Add frank sexuality into the mix – from Deb’s crude bedroom quips to Josie’s lesbian awakening – and Such Brave Girls courts notoriety alongside acclaim. The writers clearly aim to spotlight marginalized stories. But they still risk unintentionally alienating those very communities if the humor turns too coarse. The line between reclaiming slurs and thoughtlessly repeating them stays razor-thin.
Of course, comedy tastes run inherently subjective precisely because they hit close to home. For supporters, Such Brave Girls strikes a bold and needed blow against stigma through radical intimacy. For detractors, its willingness to make light of real suffering does more harm than healing. Yet its courage can’t be questioned. In an age terrified of offense, the show stays zealously true to its own bruised heart. Not all will embrace its scars – but those who do will find camaraderie.
Laugh Through the Darkness with This Dysfunctional Family
For all its willful messiness and appetite for taboo, Such Brave Girls ultimately emerges as a quirky, poignant charmer that announces Kat Sadler as an exciting new comedic voice. While still rough around some edges, the show’s maiden six-episode run brims with irreverent wit, textured characters and hard-won humanity. Behind the constant chaos churns a sensitive exploration of trauma’s lingering impacts on family and identity. Like the beloved Fleabag, Such Brave Girls wrings awkward laughs, stinging insights and defiant hope from life’s roughest patches.
Much credit naturally goes to Sadler’s dynamite central performance as Josie, so winningly balanced between guileless and ghastly. But her penetrating writing and flair for nailing prickly women’s inner lives proves equally impressive. The sheer creativity and courage fueling this divorcee’s daughters tale promises even richer rewards given more space to stretch. As Sadler digs deeper into hercharacters’ contradictions and refines the show’s inaugural raucousness into something sustainably sharper, Such Brave Girls could become a touchstone for marginalized experiences long left undiscussed in the cultural mainstream.
That poignant potential blossoms delicately from the start in Sadler’s thoughtful handling of complex trauma and mental illness. But the promise glimmers brighter still in the small grace notes among the dysfunction. Brief windows into how Josie, Billie and Deb’s wounds warp their attempts to care for each other reveal damaged but determined hearts underneath their outrageous hijinks. Their familial loyalty may look strange from the outside, but resonates with truth.
So while a few uneven early episodes and underdeveloped subplots leave room for growth, Such Brave Girls remains compulsively watchable over its first season thanks to its fearless lead performances and smart writing. The laughs sting, but soothe too. The discomfort gives way to catharsis. The brazenness turns freeing.

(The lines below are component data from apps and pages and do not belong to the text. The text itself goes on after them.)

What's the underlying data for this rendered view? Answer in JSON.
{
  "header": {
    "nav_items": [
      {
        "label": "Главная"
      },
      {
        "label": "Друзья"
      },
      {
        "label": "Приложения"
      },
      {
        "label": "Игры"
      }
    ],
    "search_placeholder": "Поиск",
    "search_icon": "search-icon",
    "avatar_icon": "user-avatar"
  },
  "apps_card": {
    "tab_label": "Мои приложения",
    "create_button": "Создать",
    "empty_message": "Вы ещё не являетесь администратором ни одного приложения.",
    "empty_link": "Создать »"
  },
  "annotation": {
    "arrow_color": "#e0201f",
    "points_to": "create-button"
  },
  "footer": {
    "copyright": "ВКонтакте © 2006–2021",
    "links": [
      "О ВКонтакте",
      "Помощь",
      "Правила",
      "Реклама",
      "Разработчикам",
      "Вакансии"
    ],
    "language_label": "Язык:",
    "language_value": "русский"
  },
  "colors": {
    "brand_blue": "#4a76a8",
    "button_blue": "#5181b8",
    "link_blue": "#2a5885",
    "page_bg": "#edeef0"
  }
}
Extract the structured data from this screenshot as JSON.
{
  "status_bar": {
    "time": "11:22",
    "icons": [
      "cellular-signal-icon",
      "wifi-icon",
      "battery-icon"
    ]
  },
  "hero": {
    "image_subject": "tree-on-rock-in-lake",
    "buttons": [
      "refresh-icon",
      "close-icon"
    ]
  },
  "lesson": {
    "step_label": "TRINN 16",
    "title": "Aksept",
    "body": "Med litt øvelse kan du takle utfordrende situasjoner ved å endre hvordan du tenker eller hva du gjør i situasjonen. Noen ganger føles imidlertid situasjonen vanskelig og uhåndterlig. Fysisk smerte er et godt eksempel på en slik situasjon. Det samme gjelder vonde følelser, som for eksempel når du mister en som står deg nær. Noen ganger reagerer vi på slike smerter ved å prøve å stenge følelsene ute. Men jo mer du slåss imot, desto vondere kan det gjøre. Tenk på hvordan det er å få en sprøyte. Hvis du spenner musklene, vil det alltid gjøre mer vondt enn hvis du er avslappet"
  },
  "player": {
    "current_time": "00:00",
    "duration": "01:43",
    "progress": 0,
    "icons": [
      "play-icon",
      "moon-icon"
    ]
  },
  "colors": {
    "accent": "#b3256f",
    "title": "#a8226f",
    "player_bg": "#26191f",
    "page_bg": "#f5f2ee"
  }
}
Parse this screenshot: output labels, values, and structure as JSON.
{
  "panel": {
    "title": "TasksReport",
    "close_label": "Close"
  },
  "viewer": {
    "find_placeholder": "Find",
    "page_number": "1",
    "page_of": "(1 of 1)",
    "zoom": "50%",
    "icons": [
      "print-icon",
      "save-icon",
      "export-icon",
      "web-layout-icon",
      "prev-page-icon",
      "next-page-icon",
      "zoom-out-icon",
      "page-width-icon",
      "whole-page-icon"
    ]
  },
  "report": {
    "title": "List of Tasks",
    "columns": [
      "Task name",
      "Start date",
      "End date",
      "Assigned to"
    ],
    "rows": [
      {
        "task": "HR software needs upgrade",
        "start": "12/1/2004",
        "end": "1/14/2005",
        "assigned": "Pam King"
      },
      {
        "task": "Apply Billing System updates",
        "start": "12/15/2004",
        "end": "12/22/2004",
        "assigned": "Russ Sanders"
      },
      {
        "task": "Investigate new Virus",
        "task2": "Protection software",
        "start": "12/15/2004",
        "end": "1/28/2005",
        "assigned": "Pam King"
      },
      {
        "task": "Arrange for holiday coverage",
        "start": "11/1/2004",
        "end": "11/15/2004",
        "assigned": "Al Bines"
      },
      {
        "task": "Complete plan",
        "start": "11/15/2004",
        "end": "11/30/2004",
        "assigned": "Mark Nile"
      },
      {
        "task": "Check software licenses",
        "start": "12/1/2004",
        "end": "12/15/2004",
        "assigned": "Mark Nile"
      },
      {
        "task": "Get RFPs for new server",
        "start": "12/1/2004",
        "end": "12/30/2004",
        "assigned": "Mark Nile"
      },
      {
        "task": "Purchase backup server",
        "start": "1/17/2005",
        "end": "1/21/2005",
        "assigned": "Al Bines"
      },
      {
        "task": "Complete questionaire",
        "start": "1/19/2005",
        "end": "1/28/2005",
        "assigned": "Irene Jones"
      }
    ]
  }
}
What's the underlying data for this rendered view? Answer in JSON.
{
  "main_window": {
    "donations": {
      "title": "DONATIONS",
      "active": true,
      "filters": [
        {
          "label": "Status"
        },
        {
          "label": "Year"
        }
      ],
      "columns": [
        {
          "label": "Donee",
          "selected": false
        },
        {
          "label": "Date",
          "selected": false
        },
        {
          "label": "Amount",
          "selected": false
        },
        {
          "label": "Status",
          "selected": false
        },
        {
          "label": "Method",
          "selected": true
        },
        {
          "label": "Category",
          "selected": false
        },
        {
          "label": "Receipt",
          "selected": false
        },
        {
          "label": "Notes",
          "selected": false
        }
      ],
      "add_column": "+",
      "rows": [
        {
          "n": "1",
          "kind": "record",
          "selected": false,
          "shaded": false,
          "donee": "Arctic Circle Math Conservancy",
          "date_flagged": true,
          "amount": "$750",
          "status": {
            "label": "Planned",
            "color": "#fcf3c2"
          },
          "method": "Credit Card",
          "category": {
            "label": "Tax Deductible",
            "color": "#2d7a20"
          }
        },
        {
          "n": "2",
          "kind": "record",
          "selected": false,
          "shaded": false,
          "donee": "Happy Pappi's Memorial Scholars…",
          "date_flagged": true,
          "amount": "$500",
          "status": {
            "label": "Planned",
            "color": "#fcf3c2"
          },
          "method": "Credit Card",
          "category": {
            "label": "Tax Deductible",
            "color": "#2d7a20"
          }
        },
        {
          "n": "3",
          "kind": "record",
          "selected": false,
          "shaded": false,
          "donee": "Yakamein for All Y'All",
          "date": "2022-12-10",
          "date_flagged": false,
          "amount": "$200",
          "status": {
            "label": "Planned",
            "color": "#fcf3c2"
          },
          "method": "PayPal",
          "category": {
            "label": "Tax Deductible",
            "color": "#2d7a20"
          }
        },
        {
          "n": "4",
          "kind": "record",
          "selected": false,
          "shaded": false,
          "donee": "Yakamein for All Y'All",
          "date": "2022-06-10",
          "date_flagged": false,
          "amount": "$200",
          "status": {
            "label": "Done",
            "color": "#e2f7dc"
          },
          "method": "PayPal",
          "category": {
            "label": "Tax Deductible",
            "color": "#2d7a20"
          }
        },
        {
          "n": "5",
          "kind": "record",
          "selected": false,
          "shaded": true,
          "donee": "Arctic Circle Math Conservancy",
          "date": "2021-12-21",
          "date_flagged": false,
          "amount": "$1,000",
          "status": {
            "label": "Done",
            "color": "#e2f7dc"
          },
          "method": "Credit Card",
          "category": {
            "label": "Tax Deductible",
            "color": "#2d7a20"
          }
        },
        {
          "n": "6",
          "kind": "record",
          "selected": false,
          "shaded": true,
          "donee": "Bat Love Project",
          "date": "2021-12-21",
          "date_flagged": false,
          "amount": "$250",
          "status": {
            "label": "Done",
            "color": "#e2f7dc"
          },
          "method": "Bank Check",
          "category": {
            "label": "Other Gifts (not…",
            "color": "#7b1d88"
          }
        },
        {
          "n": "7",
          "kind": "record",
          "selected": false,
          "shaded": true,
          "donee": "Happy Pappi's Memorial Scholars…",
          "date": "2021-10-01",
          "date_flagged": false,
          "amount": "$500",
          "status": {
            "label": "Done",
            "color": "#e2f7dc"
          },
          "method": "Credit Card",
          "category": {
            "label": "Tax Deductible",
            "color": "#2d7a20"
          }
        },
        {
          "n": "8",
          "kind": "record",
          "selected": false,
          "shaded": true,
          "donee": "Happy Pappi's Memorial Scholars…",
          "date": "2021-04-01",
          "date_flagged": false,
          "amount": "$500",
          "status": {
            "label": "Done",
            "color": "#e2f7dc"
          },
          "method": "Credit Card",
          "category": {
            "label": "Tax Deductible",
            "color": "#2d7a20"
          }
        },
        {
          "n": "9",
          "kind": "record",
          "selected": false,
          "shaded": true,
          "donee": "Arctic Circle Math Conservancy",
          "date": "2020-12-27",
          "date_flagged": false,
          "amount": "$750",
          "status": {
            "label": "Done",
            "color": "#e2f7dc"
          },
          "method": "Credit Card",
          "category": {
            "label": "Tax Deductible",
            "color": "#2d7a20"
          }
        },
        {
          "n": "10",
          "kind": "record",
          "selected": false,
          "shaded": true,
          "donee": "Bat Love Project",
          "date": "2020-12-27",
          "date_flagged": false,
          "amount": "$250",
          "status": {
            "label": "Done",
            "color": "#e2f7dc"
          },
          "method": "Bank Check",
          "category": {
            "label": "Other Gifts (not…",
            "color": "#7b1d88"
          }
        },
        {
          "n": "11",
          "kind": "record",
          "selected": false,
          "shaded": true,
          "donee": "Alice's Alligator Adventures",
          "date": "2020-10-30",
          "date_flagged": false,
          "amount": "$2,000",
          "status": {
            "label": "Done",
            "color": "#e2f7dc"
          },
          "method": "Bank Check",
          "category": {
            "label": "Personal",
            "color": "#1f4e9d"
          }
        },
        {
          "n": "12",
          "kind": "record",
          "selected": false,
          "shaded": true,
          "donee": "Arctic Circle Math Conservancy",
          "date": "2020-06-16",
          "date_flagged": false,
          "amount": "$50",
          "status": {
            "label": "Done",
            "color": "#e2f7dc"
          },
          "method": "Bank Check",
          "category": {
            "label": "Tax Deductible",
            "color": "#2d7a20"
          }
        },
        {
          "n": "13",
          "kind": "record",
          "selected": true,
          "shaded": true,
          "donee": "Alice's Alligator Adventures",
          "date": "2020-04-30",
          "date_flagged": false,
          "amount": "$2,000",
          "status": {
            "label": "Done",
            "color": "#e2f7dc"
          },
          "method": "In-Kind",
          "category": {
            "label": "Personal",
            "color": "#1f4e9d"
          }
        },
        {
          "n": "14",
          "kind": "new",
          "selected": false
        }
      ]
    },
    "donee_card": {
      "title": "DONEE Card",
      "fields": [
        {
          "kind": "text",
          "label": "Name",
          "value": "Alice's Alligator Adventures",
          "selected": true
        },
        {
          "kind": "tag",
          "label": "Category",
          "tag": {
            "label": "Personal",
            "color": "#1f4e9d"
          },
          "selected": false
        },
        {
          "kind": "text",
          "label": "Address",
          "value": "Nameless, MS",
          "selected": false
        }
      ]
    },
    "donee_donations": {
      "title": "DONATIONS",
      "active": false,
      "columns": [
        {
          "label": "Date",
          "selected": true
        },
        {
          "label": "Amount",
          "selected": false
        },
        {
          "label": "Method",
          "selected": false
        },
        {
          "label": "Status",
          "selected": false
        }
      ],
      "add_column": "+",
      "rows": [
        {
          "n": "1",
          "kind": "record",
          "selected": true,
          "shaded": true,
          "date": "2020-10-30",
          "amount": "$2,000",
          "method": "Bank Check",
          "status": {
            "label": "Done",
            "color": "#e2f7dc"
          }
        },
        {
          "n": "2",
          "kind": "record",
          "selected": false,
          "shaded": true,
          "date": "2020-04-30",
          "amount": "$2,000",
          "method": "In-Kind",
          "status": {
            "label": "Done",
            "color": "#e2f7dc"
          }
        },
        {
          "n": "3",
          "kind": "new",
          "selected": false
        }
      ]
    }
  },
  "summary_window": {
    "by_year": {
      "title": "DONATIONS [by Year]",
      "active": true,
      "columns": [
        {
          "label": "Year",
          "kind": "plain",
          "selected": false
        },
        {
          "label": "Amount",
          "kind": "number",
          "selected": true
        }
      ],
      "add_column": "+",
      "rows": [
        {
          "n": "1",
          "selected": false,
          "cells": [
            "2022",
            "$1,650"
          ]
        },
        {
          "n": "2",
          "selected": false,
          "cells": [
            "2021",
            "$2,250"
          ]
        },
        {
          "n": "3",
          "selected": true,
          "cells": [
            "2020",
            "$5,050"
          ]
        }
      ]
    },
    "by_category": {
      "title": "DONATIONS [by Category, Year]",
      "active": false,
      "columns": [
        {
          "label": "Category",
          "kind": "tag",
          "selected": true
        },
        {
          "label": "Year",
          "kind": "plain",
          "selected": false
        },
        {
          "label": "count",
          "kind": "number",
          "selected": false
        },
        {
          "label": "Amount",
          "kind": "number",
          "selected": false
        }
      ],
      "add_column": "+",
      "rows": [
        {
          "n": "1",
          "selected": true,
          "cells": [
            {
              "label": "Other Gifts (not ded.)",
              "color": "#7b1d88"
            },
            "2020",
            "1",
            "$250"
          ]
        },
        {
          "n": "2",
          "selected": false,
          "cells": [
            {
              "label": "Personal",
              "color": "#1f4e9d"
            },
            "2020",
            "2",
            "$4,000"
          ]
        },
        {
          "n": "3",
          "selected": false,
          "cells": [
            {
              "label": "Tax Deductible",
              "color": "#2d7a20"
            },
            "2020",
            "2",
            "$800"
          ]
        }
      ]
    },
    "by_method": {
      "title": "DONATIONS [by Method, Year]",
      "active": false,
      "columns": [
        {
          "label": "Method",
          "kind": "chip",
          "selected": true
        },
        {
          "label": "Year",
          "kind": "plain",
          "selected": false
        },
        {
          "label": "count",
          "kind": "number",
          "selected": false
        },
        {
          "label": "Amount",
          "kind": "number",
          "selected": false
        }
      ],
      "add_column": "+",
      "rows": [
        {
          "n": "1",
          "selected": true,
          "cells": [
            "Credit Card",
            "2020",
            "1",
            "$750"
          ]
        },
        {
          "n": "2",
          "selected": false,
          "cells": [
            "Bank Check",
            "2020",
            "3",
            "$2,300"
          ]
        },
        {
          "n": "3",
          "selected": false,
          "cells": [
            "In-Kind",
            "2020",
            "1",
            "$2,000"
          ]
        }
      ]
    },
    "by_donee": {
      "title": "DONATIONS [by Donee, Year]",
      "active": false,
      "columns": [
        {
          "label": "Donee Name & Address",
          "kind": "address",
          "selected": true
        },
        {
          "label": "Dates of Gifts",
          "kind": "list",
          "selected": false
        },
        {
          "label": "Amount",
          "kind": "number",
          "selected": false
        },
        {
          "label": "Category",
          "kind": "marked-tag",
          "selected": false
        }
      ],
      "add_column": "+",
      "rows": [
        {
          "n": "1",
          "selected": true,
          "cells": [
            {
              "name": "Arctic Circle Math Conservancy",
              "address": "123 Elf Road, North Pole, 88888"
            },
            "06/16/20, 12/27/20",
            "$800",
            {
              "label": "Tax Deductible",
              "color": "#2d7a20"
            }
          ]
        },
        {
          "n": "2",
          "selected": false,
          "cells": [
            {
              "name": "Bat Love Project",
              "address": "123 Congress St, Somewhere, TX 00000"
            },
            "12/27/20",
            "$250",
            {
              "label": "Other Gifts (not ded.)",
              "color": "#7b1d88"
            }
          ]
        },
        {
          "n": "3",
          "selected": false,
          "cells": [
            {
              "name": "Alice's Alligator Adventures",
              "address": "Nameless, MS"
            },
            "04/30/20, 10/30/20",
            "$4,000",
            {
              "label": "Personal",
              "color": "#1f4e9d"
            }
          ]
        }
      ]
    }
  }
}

For audiences hungry for more authentic and inclusive representations of womanhood beyond the usual glossy fantasies or played-out platitudes, Sadler and her brave girls deliver. Imperfect, inappropriate and utterly original – this show cuts to the core. May we walk with these sisters another blazingly messy mile.
Such Brave Girls
With its sharp writing, breakout performances, and fearless examination of messy realities, Such Brave Girls announces Kat Sadler as an exciting new comedic talent to watch. While a bit uneven in parts, the show ultimately proves poignant, cathartic and seriously funny.
- Excellent lead performances with strong chemistry
- Smart, witty writing that balances humor and pathos
- Fearlessly tackles complex topics like mental health
- Authentic dysfunctional family dynamic
- Kat Sadler has immense talent as creator/star
- Uneven pacing and development in early episodes
- Supporting characters could be better developed
- May alienate some viewers with its bold humor
- Shows some roughness around the edges